Provided records:
----------------

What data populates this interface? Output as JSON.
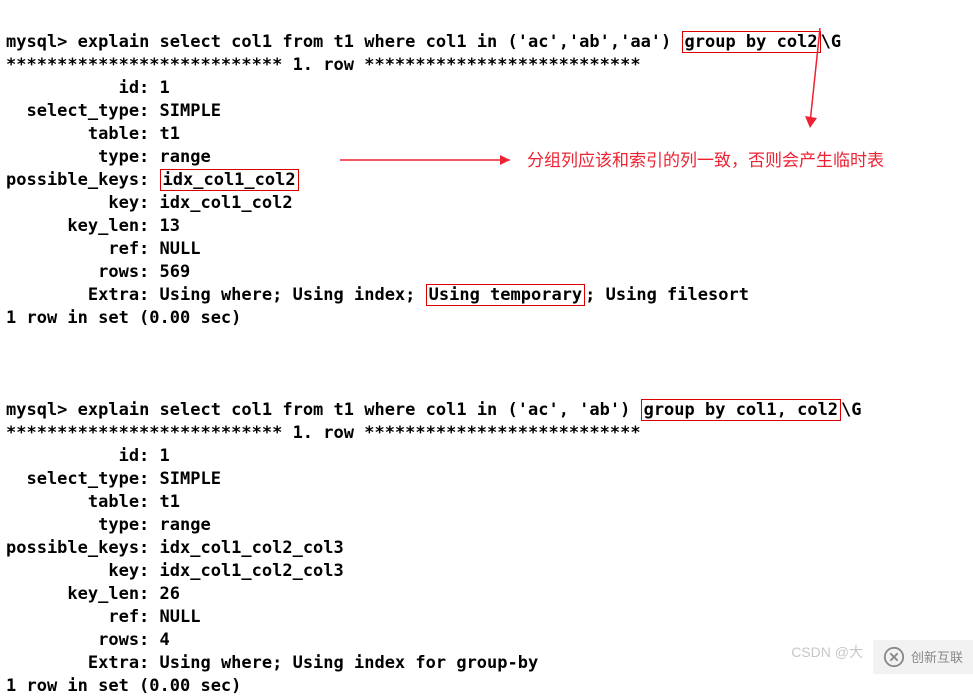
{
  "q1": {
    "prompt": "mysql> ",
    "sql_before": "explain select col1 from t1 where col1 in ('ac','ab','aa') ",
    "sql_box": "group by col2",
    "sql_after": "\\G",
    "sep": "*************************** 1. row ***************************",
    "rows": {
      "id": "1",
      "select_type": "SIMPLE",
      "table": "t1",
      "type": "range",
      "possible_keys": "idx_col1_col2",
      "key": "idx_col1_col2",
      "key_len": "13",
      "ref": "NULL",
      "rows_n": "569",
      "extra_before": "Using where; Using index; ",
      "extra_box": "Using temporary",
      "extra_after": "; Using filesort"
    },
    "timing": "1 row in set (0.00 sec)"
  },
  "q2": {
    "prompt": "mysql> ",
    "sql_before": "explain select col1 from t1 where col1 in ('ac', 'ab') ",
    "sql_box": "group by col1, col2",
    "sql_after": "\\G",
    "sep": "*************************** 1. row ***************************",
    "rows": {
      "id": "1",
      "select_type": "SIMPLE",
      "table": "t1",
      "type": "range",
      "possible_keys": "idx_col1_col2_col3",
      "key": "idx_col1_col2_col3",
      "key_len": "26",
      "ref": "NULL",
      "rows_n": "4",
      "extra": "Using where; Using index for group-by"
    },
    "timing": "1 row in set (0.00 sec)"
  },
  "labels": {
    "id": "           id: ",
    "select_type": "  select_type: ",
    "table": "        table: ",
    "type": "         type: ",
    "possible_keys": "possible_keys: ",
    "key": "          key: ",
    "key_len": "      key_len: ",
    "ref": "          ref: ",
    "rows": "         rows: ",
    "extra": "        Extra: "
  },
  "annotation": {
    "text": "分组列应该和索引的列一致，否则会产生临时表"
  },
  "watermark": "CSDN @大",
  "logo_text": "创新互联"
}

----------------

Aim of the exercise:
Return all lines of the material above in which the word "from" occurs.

Solution to the exercise:
    "sql_before": "explain select col1 from t1 where col1 in ('ac','ab','aa') ",
    "sql_before": "explain select col1 from t1 where col1 in ('ac', 'ab') ",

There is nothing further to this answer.